Editing is important. Look through the greenery to see the lamb strangled by a vine, and the spicy chicken served with old tomatoes?

1 comment:

Ragne said...
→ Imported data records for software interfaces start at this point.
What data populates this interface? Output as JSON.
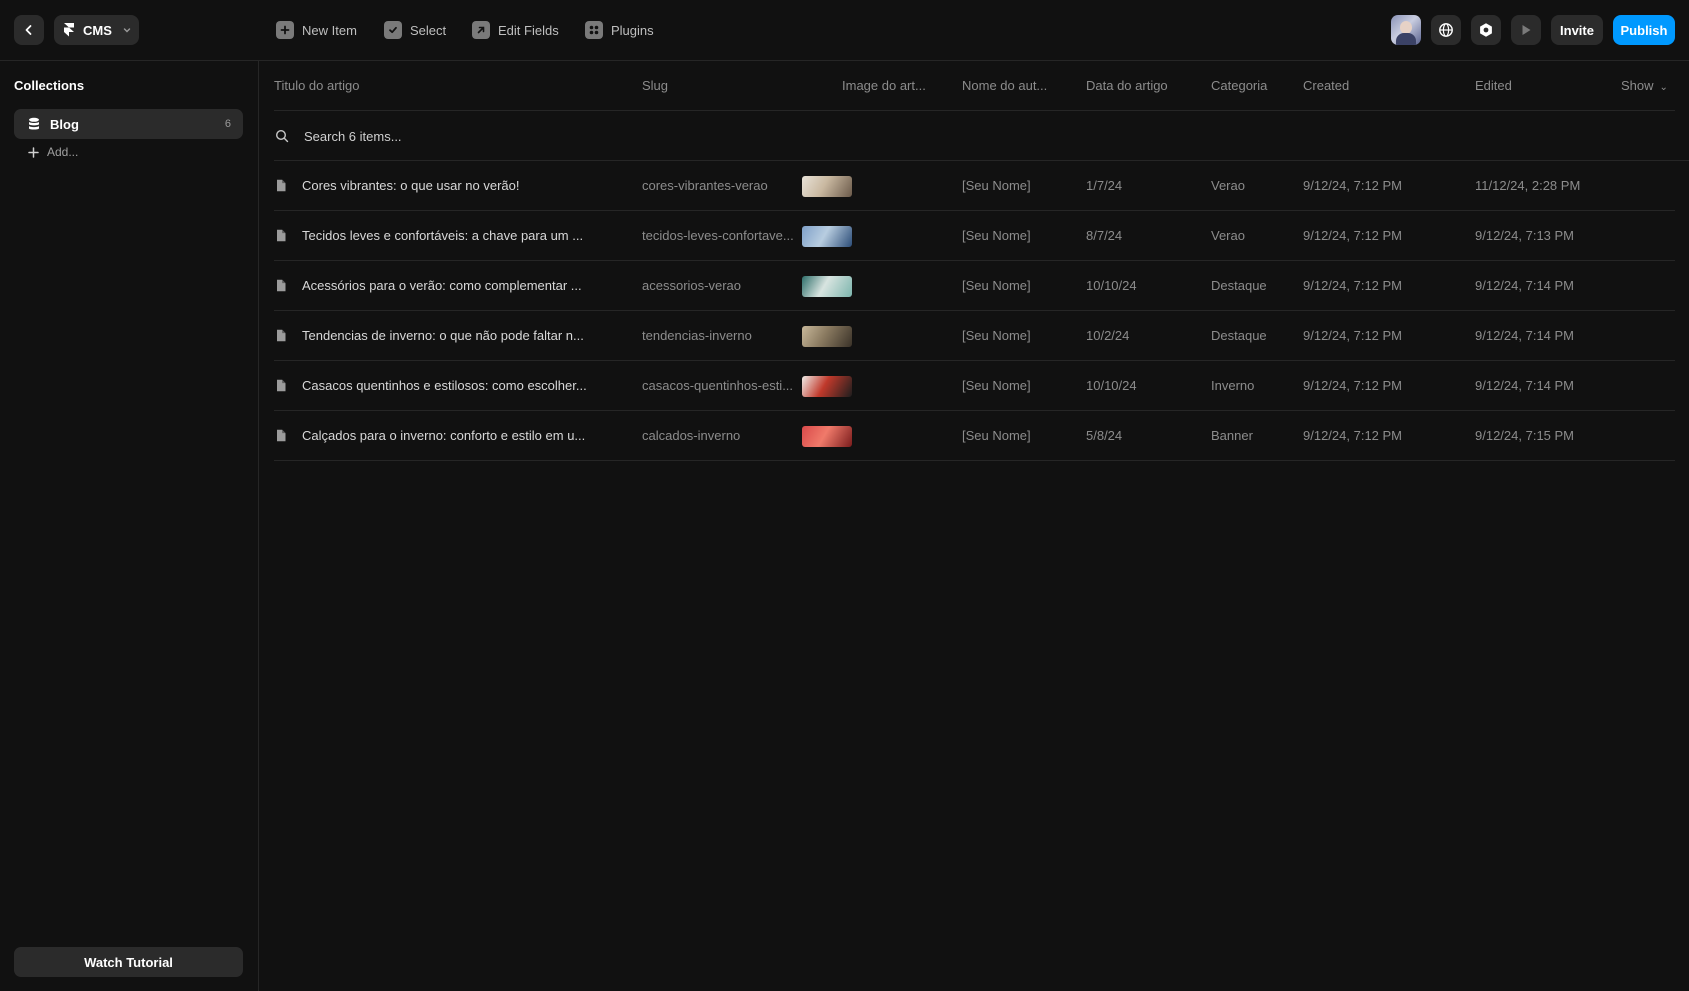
{
  "header": {
    "app_name": "CMS",
    "toolbar": [
      {
        "label": "New Item",
        "icon": "plus-square-icon"
      },
      {
        "label": "Select",
        "icon": "checkbox-icon"
      },
      {
        "label": "Edit Fields",
        "icon": "arrow-up-right-square-icon"
      },
      {
        "label": "Plugins",
        "icon": "plugins-grid-icon"
      }
    ],
    "invite_label": "Invite",
    "publish_label": "Publish"
  },
  "sidebar": {
    "title": "Collections",
    "collections": [
      {
        "name": "Blog",
        "count": "6"
      }
    ],
    "add_label": "Add...",
    "watch_label": "Watch Tutorial"
  },
  "table": {
    "columns": [
      "Titulo do artigo",
      "Slug",
      "Image do art...",
      "Nome do aut...",
      "Data do artigo",
      "Categoria",
      "Created",
      "Edited"
    ],
    "show_label": "Show",
    "search_placeholder": "Search 6 items...",
    "rows": [
      {
        "title": "Cores vibrantes: o que usar no verão!",
        "slug": "cores-vibrantes-verao",
        "author": "[Seu Nome]",
        "date": "1/7/24",
        "category": "Verao",
        "created": "9/12/24, 7:12 PM",
        "edited": "11/12/24, 2:28 PM",
        "thumb_colors": [
          "#e8e2d8",
          "#6b5a4a",
          "#c9b8a0"
        ]
      },
      {
        "title": "Tecidos leves e confortáveis: a chave para um ...",
        "slug": "tecidos-leves-confortave...",
        "author": "[Seu Nome]",
        "date": "8/7/24",
        "category": "Verao",
        "created": "9/12/24, 7:12 PM",
        "edited": "9/12/24, 7:13 PM",
        "thumb_colors": [
          "#7fa0c8",
          "#2c4d78",
          "#b8cde0"
        ]
      },
      {
        "title": "Acessórios para o verão: como complementar ...",
        "slug": "acessorios-verao",
        "author": "[Seu Nome]",
        "date": "10/10/24",
        "category": "Destaque",
        "created": "9/12/24, 7:12 PM",
        "edited": "9/12/24, 7:14 PM",
        "thumb_colors": [
          "#2e6e6a",
          "#7db5ad",
          "#d8e4e0"
        ]
      },
      {
        "title": "Tendencias de inverno: o que não pode faltar n...",
        "slug": "tendencias-inverno",
        "author": "[Seu Nome]",
        "date": "10/2/24",
        "category": "Destaque",
        "created": "9/12/24, 7:12 PM",
        "edited": "9/12/24, 7:14 PM",
        "thumb_colors": [
          "#c8b89a",
          "#3a3228",
          "#8a7a60"
        ]
      },
      {
        "title": "Casacos quentinhos e estilosos: como escolher...",
        "slug": "casacos-quentinhos-esti...",
        "author": "[Seu Nome]",
        "date": "10/10/24",
        "category": "Inverno",
        "created": "9/12/24, 7:12 PM",
        "edited": "9/12/24, 7:14 PM",
        "thumb_colors": [
          "#f0ece8",
          "#1e1e1e",
          "#c0392b"
        ]
      },
      {
        "title": "Calçados para o inverno: conforto e estilo em u...",
        "slug": "calcados-inverno",
        "author": "[Seu Nome]",
        "date": "5/8/24",
        "category": "Banner",
        "created": "9/12/24, 7:12 PM",
        "edited": "9/12/24, 7:15 PM",
        "thumb_colors": [
          "#d94a4a",
          "#7a1c1c",
          "#f07a6a"
        ]
      }
    ]
  },
  "colors": {
    "background": "#111111",
    "surface": "#2b2b2b",
    "accent": "#0099ff",
    "border": "#262626"
  }
}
Me and my husband went there as soon as it opened. The first visit didn't go all that smoothly. The place was half full, we gave our order to some noticeably shaking novice waiter, and continued chatting waiting for our food. 15 minutes passed, another couple came to sit at the table next to us, 30 minutes had passed, the couple at the next table received their food, 45 minutes, the couple at the other table got deserts, after an hour had passed the couple at the next table paid their bill and left. All this time i tried to make eye contact with our waiter to ask about our order. Finally i went to look for him and he told me any moment now. 15 minutes later i went to look for him again and he gave me song and dance about the queue and all dishes go out in the sequence they were ordered. When i pointed out about the other couple, he just rolled his eye and probably thought "omg, how fucking annoying costumer!". Finally after waiting for an hour for few soups and a hinkalis (dumplings), we told the waiter that in 5 minutes we will be getting up and leaving their lovely restaurant, so in 3,5 minutes our soups materialized and soon after also hinkalis. Chef had added an extra 3 hinkalis for free for the discomfort :). At that time it was an annoying experience, because we were so hungry. Looking back, it was mostly funny and we have returned for few times more. Decent place, though with a really weird interior design - like somebody's living room, except this somebody has a pretty bad taste when it comes to interior decorating.